_What the task requires_: A single number is required: the count of lines in the following entries that include the word "value".

_Source data_:
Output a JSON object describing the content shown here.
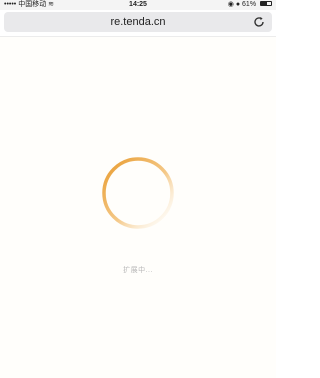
{
  "status_bar": {
    "carrier": "••••• 中国移动",
    "time": "14:25",
    "battery_percent": "61%",
    "battery_level": 0.61,
    "icons": [
      "wifi-icon",
      "location-icon",
      "alarm-icon",
      "battery-icon"
    ]
  },
  "browser": {
    "url": "re.tenda.cn",
    "reload_icon": "reload-icon"
  },
  "page": {
    "spinner_icon": "loading-spinner-icon",
    "loading_text": "扩展中...",
    "accent_color": "#e89a2c"
  }
}
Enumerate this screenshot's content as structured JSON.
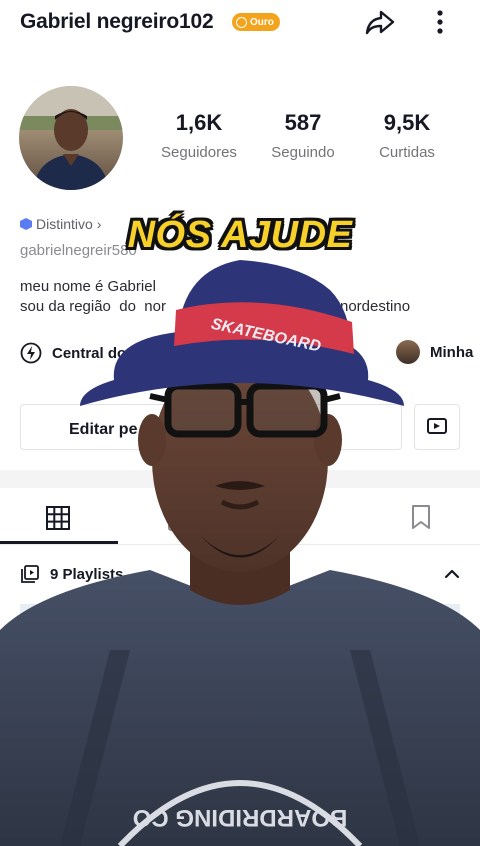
{
  "header": {
    "username": "Gabriel negreiro102",
    "badge_label": "Ouro",
    "share_icon": "share-arrow-icon",
    "more_icon": "vertical-dots-icon"
  },
  "stats": [
    {
      "value": "1,6K",
      "label": "Seguidores"
    },
    {
      "value": "587",
      "label": "Seguindo"
    },
    {
      "value": "9,5K",
      "label": "Curtidas"
    }
  ],
  "profile": {
    "distintivo": "Distintivo",
    "handle": "gabrielnegreir580",
    "bio_line1": "meu nome é Gabriel",
    "bio_line2_start": "sou da região  do  nor",
    "bio_line2_end": "nordestino"
  },
  "links": {
    "central": "Central do C",
    "minha": "Minha"
  },
  "buttons": {
    "edit": "Editar pe"
  },
  "tabs": [
    "videos-grid-icon",
    "lock-icon",
    "bookmark-icon"
  ],
  "playlists": {
    "label": "9 Playlists"
  },
  "overlay": {
    "caption": "NÓS AJUDE",
    "hat_text": "SKATEBOARD",
    "shirt_text": "BOARDRIDING CO"
  },
  "colors": {
    "badge": "#f4a41c",
    "caption": "#f7d12a",
    "hat_band": "#d43a4a",
    "hat": "#2d3478",
    "shirt": "#3b4252"
  }
}
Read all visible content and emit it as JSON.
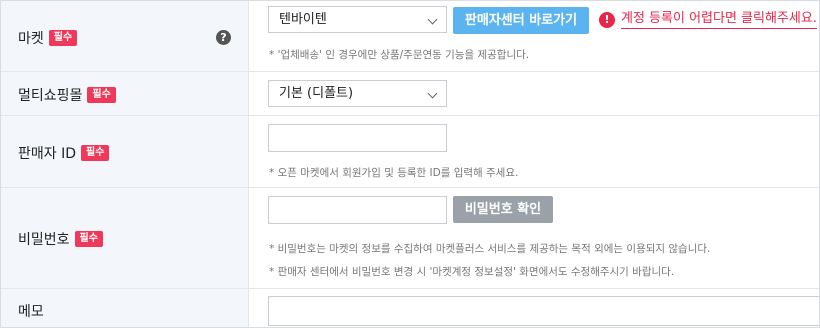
{
  "required_badge": "필수",
  "market": {
    "label": "마켓",
    "help_icon": "question-circle-icon",
    "selected": "텐바이텐",
    "seller_center_button": "판매자센터 바로가기",
    "warning_icon": "exclamation-circle-icon",
    "warning_link": "계정 등록이 어렵다면 클릭해주세요.",
    "note": "* '업체배송' 인 경우에만 상품/주문연동 기능을 제공합니다."
  },
  "multi_shop": {
    "label": "멀티쇼핑몰",
    "selected": "기본 (디폴트)"
  },
  "seller_id": {
    "label": "판매자 ID",
    "value": "",
    "note": "* 오픈 마켓에서 회원가입 및 등록한 ID를 입력해 주세요."
  },
  "password": {
    "label": "비밀번호",
    "value": "",
    "confirm_button": "비밀번호 확인",
    "note1": "* 비밀번호는 마켓의 정보를 수집하여 마켓플러스 서비스를 제공하는 목적 외에는 이용되지 않습니다.",
    "note2": "* 판매자 센터에서 비밀번호 변경 시 '마켓계정 정보설정' 화면에서도 수정해주시기 바랍니다."
  },
  "memo": {
    "label": "메모",
    "value": ""
  },
  "colors": {
    "badge": "#f0395a",
    "primary_button": "#5bb4f0",
    "secondary_button": "#9aa1a9",
    "warning": "#e6264a",
    "label_bg": "#f3f6fa"
  }
}
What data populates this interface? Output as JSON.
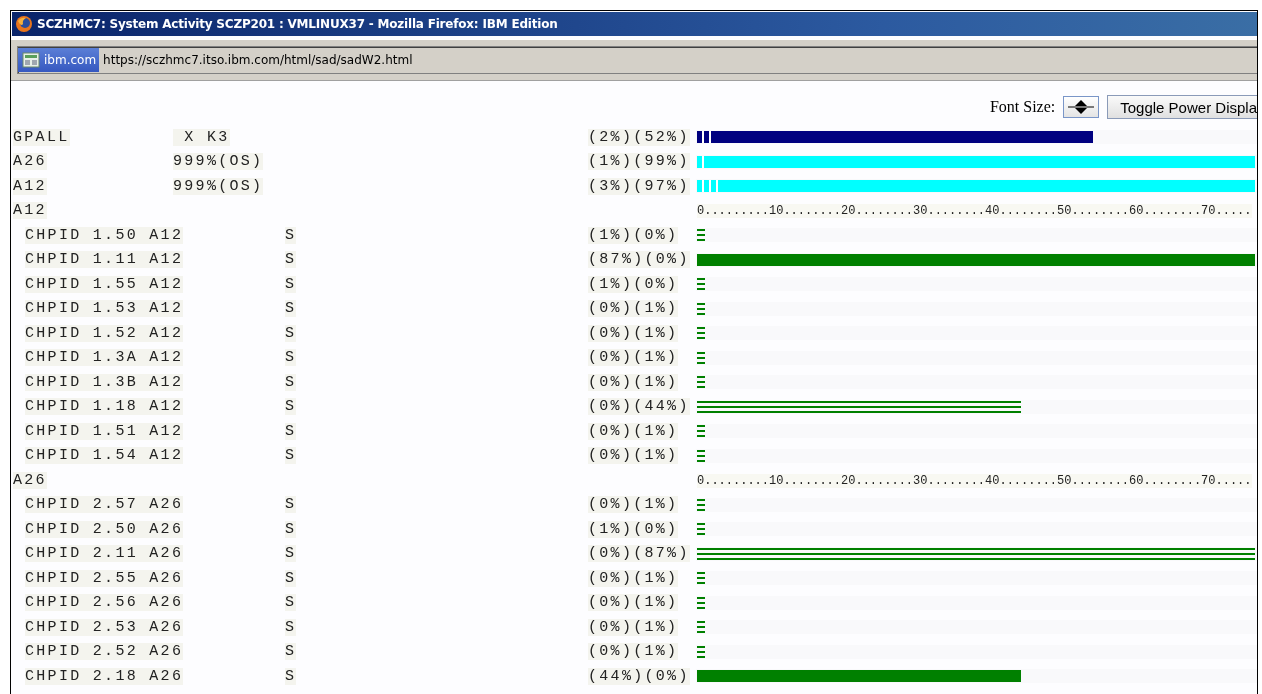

_Solution_: 6